History & Facts
The Globe theatre was built in 1599 just outside the London city limits on the Southbank of the river Thames in Southwark, London. The district had a rough reputation, yet the theatre managed to bring people of all classes together.
Shakespeare’s Globe Theatre was constructed with lumber stolen from another theatre after a lease dispute. William Shakespeare was part owner, actor, and playwright for the Globe.
What was it like to see a play at the Shakespeare globe theater? What an exciting treat that would have been! The area was surrounded by market stalls offering food, drink, and merchandise. The place had a bawdy festival like atmosphere.
Commoners and nobles alike arrived early to enjoy the naughty atmosphere. Actors performed short previews outside on the green.
When plays weren’t being performed at the theatre, other shady activities such as bear-baiting, game fighting, and gambling were offered on the site.
The Whole World is a Playhouse
The open air amphitheater held an audience of 1500 while another 1500 could crowd into the courtyard. Inscribed above the main entrance of the theatre were the words: the whole world is a playhouse. There were no bathrooms on site.
The 20-sided structure had an open air central pit which the five foot high stage projected into. Part of the stage and the three-story-tiered seating along the outside edges were protected from the elements under a thatched roof. Entrance fees were dropped into a box and after the plays started the boxes were carried back to an office to be counted, thus the term ‘box office’ originated.
Plays were performed in summer months during daylight hours. There were no backdrops, no lighting, few props and only male actors. Actors had to exaggerate movements and shout lines to be able to be heard. Audiences had to use their imaginations.
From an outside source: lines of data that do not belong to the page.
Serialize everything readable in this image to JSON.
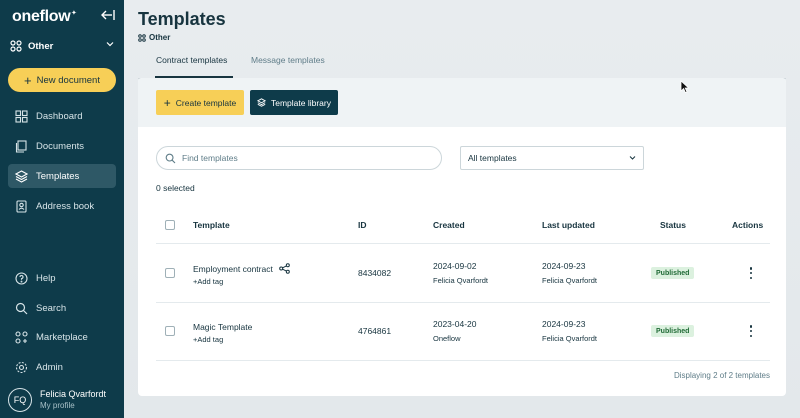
{
  "sidebar": {
    "logo": "oneflow",
    "workspace": "Other",
    "new_document": "New document",
    "nav": [
      {
        "label": "Dashboard",
        "icon": "dashboard-icon"
      },
      {
        "label": "Documents",
        "icon": "documents-icon"
      },
      {
        "label": "Templates",
        "icon": "layers-icon"
      },
      {
        "label": "Address book",
        "icon": "address-book-icon"
      }
    ],
    "bottom_nav": [
      {
        "label": "Help",
        "icon": "help-icon"
      },
      {
        "label": "Search",
        "icon": "search-icon"
      },
      {
        "label": "Marketplace",
        "icon": "marketplace-icon"
      },
      {
        "label": "Admin",
        "icon": "gear-icon"
      }
    ],
    "profile": {
      "initials": "FQ",
      "name": "Felicia Qvarfordt",
      "sub": "My profile"
    }
  },
  "header": {
    "title": "Templates",
    "workspace": "Other",
    "tabs": [
      "Contract templates",
      "Message templates"
    ]
  },
  "toolbar": {
    "create": "Create template",
    "library": "Template library"
  },
  "filters": {
    "search_placeholder": "Find templates",
    "select_value": "All templates"
  },
  "selected_count": "0 selected",
  "table": {
    "headers": [
      "Template",
      "ID",
      "Created",
      "Last updated",
      "Status",
      "Actions"
    ],
    "rows": [
      {
        "name": "Employment contract",
        "tag": "+Add tag",
        "id": "8434082",
        "created": "2024-09-02",
        "created_by": "Felicia Qvarfordt",
        "updated": "2024-09-23",
        "updated_by": "Felicia Qvarfordt",
        "status": "Published"
      },
      {
        "name": "Magic Template",
        "tag": "+Add tag",
        "id": "4764861",
        "created": "2023-04-20",
        "created_by": "Oneflow",
        "updated": "2024-09-23",
        "updated_by": "Felicia Qvarfordt",
        "status": "Published"
      }
    ],
    "footer": "Displaying 2 of 2 templates"
  },
  "colors": {
    "sidebar": "#0e3b4a",
    "accent": "#f7cf57",
    "badge_bg": "#dcf1df",
    "badge_text": "#1f6a35"
  }
}
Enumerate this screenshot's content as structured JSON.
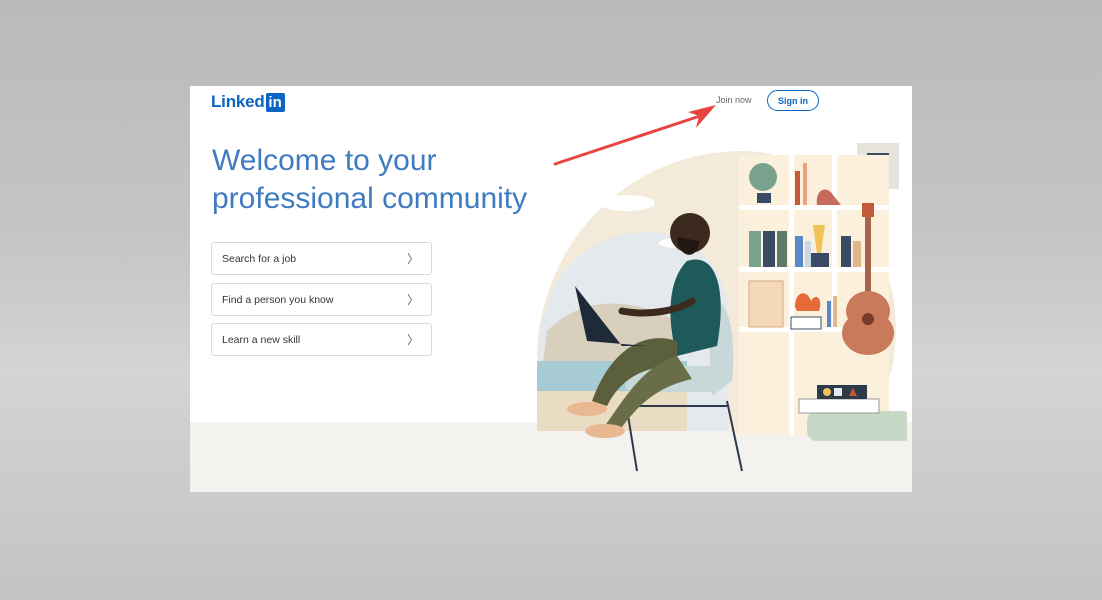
{
  "header": {
    "logo_text": "Linked",
    "logo_box": "in",
    "join_label": "Join now",
    "signin_label": "Sign in"
  },
  "hero": {
    "headline_line1": "Welcome to your",
    "headline_line2": "professional community"
  },
  "options": [
    {
      "label": "Search for a job",
      "chevron": "〉"
    },
    {
      "label": "Find a person you know",
      "chevron": "〉"
    },
    {
      "label": "Learn a new skill",
      "chevron": "〉"
    }
  ],
  "colors": {
    "brand": "#0a66c2",
    "headline": "#3f7bc0",
    "arrow": "#e8453f"
  },
  "annotation": {
    "icon": "red-arrow-icon"
  }
}
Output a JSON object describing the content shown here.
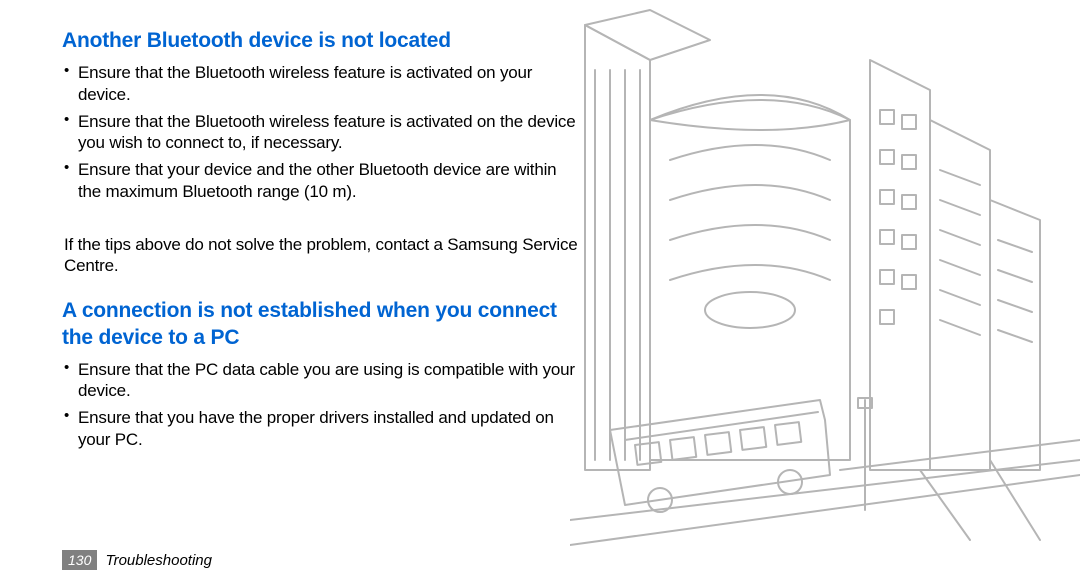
{
  "heading1": "Another Bluetooth device is not located",
  "bullets1": [
    "Ensure that the Bluetooth wireless feature is activated on your device.",
    "Ensure that the Bluetooth wireless feature is activated on the device you wish to connect to, if necessary.",
    "Ensure that your device and the other Bluetooth device are within the maximum Bluetooth range (10 m)."
  ],
  "para1": "If the tips above do not solve the problem, contact a Samsung Service Centre.",
  "heading2": "A connection is not established when you connect the device to a PC",
  "bullets2": [
    "Ensure that the PC data cable you are using is compatible with your device.",
    "Ensure that you have the proper drivers installed and updated on your PC."
  ],
  "footer": {
    "page": "130",
    "section": "Troubleshooting"
  },
  "art_label": "cityscape-illustration"
}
The pit held approximately 500 people referred to as groundlings. This was the cheapest part of the theatre with standing room only, no roof, and a ground covered in peanut shells and other garbage. The groundlings entered through a door and dropped a penny admission price into a box. At the time, a penny was equal to about one tenth a day's pay.
The rowdy pit was filled with commoners watching and loudly applauding the plays. Fights often broke out; thievery and prostitution were common in the lowest level. The audience must have loved the plays to endure the crowded, smelly, uncomfortable conditions for up to three hours at a time.
For another penny audience members could enter the first tier of gallery seating. If more comfort was desired and could be afforded, another penny was paid to go into the more exclusive balconies, where one could see and be seen. Often, genteel ladies would wish to see but not to be seen in such a rough place, and would hide their faces behind a mask. Cushions were provided at additional cost. Rich nobles could pay for a seat on the edge of the stage, getting a very up-close and personal view. During breaks in the plays, refreshments were offered for a price.
What was it like to see a play at the Shakespeare globe theater? A day at the Globe Theatre must have been a truly entertaining experience.
The Globe Theatre
Picture Credits: Wikimedia Commons/ Drama Masks: Doodledoo, rebuilt Globe: GaryReggae